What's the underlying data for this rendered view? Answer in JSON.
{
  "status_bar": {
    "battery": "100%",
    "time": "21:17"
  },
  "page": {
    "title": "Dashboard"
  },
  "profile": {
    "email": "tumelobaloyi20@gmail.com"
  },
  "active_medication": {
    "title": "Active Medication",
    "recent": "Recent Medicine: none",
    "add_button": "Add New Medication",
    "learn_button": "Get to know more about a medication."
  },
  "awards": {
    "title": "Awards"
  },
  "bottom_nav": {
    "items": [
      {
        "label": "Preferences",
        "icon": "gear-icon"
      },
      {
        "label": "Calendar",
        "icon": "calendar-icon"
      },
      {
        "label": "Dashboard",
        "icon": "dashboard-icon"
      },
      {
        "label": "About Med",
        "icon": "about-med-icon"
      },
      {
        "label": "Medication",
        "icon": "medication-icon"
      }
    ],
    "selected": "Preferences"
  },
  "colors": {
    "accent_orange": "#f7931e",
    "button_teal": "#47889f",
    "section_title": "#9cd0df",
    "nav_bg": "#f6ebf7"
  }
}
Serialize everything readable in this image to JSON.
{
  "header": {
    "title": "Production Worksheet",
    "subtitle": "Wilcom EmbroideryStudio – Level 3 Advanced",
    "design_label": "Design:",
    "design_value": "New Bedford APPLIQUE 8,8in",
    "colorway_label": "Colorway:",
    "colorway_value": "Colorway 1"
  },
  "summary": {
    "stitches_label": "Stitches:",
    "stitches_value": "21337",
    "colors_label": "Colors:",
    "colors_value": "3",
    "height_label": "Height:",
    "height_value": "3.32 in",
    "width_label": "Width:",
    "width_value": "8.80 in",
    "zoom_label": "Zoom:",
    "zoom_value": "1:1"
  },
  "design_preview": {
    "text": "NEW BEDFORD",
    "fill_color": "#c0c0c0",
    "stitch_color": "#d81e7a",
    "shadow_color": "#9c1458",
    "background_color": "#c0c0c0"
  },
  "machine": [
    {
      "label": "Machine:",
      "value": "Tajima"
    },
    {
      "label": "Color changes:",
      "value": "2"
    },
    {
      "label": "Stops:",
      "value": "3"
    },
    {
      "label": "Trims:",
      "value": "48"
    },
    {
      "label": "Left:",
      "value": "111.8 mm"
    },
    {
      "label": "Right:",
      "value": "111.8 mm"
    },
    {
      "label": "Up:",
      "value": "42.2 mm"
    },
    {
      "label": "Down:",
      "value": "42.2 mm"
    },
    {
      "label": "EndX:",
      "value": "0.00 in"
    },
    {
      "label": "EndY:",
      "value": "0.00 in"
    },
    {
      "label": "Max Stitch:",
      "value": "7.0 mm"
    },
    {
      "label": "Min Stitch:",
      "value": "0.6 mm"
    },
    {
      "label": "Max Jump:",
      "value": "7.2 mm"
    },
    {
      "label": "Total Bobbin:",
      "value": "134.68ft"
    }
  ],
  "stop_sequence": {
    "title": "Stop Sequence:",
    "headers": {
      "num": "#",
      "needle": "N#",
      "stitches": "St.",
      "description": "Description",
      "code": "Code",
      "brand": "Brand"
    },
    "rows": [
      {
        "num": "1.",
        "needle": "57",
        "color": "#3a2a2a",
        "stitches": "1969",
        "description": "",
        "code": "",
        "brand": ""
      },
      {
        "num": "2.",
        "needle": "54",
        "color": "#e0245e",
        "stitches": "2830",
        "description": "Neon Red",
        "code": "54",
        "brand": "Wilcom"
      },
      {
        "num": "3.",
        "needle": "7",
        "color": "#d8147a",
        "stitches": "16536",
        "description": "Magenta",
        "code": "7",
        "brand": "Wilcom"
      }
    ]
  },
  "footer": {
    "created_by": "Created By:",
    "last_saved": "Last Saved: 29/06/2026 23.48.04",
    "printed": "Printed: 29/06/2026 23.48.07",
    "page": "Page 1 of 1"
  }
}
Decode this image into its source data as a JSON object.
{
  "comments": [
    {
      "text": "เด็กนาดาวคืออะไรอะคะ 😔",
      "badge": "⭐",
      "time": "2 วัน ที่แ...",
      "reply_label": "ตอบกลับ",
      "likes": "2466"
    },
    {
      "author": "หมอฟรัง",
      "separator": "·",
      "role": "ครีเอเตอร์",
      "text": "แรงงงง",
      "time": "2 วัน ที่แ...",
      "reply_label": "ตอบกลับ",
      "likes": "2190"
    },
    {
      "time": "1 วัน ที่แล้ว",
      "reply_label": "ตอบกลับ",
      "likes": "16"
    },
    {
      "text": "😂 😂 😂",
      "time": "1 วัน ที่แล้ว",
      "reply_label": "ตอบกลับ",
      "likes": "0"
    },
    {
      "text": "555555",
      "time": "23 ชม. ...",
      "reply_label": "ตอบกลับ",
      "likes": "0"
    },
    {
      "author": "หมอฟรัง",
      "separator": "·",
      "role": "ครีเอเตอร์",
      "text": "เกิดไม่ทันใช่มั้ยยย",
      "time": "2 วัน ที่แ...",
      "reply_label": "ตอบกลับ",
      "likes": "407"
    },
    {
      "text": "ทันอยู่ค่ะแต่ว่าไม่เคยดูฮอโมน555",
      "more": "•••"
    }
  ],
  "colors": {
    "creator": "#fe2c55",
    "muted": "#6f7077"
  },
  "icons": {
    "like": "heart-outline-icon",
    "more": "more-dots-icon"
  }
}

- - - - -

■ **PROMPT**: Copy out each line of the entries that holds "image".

■ **SOLVED EXERCISE**:
Serialize everything readable in this image to JSON.
Decode this image into its source data as a JSON object.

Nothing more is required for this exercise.